Non-Standard Construction Mortgages
Non-Standard Construction Mortgages
Paul Holland sits down and explains everything Non-Standard Construction mortgages.
How do you identify non-standard construction?
You would usually gain that information from the estate agent. Standard construction is considered as a property that’s brick built with a tiled or slate roof. Anything outside of that is ultimately potentially going to fall within that non-standard construction bracket.
If you don’t confirm that the property is non-standard construction early on then it could potentially cause delays further down the line. Ultimately it could lead to a decline from the mortgage company, if the construction type hasn’t been highlighted.
Is it difficult to get a mortgage on a non-standard construction house?
The things you need to look for with a property are a thatched roof or flat roof – anything that isn’t a pitched roof with tiles or slates on it. A listed building could also potentially cause issues, or being in a flood risk area.
Other unusual construction properties include prefabricated concrete homes such as Cornish Unit houses. These can be red flags in getting mortgages.
Generally, you could potentially get a mortgage on those properties as long as it’s highlighted at the right point. Use a good, whole of market broker to place your application with the most relevant lender for that particular type of non-standard construction.
Every lender has different criteria for construction types and we will be able to find the most appropriate one. We manage the mortgage company’s expectations ahead of the application. It’s best that we do a little bit more legwork upfront. We speak to the lender and potentially even the surveyor about the specifics and any potential pitfalls.
Can you get a Buy to Let mortgage on a non-standard construction?
In fact, the same rules apply for residential or Buy to Let when it comes to non-standard construction. Outside of the construction type, you need to remember that you might need a larger deposit and the rental income is the driving force for affordability, rather than your personal income.
What is a prefabricated house and how do you tell if a property is a prefab?
Prefabricated homes are usually properties that have been erected quicker than normal. The materials used to build the property are generally classed as a ‘subpart’ in comparison to a conventional build. They’re more commonplace overseas, but you do see them in the UK. They’re essentially flatpacked homes made from big concrete slabs.
The devil is in the detail – when was it built, what were the regulations at the time, what are the specific build models? Lenders will use all of those factors to determine whether or not that prefabricated house is a higher risk to them than a conventionally built property.
As an example of something that I’ve personally tripped up on with non-standard construction was a purpose built flat. From the outside it looked like a conventional build. The face of it was brick and the top looked to be cladding. But when the surveyor checked the build particulars it turned out that behind the cladding sat timber framing. The application was deemed to be outside of the lender’s criteria. The estate agent and the buyer weren’t aware of the build of the property and it wasn’t until the application was in that it came to light.
If you ask the right questions and do your research you should highlight those factors a little earlier on.
Can I get a mortgage on a concrete-built property?
Concrete, timber-framed, steel-framed homes and barn conversions are all unconventional builds that will generally flag up issues with different lenders.
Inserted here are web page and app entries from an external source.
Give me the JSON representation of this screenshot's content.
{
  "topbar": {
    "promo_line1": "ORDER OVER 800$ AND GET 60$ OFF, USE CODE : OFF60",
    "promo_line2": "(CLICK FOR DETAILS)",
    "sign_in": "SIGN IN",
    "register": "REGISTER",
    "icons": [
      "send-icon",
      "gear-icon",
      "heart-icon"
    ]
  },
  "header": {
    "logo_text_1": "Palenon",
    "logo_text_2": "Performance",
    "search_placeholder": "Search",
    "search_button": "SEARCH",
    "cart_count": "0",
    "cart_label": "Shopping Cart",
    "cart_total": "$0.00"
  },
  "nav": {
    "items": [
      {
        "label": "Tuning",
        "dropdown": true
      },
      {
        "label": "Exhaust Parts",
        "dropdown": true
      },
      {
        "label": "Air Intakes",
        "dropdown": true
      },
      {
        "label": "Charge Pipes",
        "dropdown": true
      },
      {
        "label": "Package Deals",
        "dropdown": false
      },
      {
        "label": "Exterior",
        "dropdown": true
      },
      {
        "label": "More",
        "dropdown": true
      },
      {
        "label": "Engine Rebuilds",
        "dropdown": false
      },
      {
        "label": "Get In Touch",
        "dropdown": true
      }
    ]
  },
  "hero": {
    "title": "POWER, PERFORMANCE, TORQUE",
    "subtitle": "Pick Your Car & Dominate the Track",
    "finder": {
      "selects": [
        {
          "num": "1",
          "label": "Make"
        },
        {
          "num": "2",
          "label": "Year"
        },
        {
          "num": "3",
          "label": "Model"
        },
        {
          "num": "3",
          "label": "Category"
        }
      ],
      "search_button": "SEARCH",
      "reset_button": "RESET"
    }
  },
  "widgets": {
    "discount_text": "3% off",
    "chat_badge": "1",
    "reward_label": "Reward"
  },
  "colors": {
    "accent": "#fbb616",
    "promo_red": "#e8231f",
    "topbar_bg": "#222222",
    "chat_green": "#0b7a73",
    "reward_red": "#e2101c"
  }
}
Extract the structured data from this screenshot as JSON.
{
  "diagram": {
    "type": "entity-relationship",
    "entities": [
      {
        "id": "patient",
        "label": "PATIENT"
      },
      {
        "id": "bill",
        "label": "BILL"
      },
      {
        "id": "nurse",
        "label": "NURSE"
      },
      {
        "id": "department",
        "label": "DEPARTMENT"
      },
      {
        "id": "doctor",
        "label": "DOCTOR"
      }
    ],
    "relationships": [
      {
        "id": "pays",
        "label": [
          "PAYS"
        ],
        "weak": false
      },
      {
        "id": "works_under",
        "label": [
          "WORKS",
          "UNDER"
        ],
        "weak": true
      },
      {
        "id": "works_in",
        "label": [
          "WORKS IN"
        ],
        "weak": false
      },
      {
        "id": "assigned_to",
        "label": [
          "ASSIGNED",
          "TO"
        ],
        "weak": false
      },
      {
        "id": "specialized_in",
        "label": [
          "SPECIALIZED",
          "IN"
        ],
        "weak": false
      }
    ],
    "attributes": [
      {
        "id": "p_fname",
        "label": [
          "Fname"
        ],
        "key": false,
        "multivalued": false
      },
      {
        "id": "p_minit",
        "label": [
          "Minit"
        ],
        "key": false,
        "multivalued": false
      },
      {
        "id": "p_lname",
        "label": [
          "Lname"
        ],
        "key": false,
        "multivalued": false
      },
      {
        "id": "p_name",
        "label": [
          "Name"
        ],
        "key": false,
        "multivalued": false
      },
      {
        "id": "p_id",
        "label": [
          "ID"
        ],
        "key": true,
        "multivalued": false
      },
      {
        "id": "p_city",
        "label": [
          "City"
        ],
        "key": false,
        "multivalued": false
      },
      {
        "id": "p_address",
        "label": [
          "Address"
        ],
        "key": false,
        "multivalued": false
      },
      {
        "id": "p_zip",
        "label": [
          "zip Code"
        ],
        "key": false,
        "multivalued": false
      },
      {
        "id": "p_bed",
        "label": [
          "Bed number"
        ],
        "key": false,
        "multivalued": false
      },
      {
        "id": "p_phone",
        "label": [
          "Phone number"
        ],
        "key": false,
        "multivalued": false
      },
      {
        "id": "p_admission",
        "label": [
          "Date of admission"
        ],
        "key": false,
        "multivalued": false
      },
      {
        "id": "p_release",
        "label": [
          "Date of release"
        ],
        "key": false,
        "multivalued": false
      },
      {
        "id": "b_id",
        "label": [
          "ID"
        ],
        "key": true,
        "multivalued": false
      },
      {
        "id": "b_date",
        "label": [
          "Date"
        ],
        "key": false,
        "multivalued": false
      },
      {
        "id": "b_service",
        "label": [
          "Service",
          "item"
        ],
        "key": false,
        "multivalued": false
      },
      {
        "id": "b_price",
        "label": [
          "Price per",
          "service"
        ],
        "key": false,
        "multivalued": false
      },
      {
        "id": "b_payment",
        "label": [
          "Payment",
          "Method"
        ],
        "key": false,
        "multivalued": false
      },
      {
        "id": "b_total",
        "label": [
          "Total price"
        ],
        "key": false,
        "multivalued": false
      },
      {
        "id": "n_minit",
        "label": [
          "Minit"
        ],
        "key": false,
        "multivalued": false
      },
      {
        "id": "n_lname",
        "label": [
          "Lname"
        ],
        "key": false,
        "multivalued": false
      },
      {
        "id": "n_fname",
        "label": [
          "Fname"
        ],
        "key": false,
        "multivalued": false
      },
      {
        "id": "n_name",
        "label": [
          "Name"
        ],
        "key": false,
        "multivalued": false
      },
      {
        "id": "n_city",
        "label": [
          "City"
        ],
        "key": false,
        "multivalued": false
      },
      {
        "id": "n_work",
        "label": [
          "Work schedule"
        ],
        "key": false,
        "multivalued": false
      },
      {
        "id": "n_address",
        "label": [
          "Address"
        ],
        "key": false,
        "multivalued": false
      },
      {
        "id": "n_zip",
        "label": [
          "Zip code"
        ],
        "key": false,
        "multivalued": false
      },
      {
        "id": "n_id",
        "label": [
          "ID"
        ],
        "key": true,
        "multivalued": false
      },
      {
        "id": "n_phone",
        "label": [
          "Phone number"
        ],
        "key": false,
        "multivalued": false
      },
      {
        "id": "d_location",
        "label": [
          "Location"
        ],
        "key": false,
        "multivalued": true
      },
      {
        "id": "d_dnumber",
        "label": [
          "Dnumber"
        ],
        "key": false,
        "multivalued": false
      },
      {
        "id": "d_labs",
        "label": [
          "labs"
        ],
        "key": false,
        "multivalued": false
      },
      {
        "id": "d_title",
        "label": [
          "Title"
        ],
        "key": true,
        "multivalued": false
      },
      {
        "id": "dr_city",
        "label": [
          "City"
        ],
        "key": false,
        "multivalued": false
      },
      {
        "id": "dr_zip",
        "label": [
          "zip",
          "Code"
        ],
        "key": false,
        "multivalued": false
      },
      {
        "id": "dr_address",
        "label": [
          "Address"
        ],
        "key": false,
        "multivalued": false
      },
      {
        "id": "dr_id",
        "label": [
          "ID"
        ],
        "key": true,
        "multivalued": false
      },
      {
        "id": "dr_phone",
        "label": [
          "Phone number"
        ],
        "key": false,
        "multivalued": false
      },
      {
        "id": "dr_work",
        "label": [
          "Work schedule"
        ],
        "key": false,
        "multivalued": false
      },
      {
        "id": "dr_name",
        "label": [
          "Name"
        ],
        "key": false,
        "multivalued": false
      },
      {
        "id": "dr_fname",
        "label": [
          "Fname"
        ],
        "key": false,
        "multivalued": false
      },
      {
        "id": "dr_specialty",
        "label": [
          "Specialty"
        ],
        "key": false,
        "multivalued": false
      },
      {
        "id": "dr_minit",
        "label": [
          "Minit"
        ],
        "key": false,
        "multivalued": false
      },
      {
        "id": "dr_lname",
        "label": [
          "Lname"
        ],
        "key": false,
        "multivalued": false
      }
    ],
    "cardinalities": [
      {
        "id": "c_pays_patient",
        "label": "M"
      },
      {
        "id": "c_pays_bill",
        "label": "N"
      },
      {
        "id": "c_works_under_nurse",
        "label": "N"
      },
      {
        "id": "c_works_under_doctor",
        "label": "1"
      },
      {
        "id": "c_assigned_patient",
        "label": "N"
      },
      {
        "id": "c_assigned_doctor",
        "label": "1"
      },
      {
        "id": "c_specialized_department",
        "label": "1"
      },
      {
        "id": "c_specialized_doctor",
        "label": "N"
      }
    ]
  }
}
Whether or not you can get a mortgage will depend on the finer details and how they marry up with the lenders’ criteria.
Important things are the year of construction, the regs that were in place at the time and the various insurances and guarantees that as a result of being built by a developer.
Value, loan to value and your deposit are all important too. In answer to the question, all of those properties will have a mortgage on them somewhere in the UK. And some of them will have been declined by certain lenders. So it’s all a case by case basis.
What costs are involved with non-standard construction mortgages?
There aren’t any obvious additional costs. It’s not like you put an application in and because it’s non-standard construction you get a larger fee.
Potentially someone might choose to pay for a more comprehensive survey, to have a little bit more reassurance about the purchase. To make sure the surveyor does a more comprehensive job, they might choose to upgrade their basic survey to a home buyer survey or even a building survey. This comes at a larger cost than a basic valuation.
What other advice do you have on non standard construction mortgages?
Someone that isn’t qualified or hasn’t got extensive knowledge in this arena will have a rough time placing a client. So it is worth hiring the right professionals with experience in this space. We do the legwork up front to make sure the transaction goes smoothly from start to finish.
Your property may be repossessed if you do not keep up with your mortgage repayments. The Financial Conduct Authority does not regulate some Buy to Let Mortgages.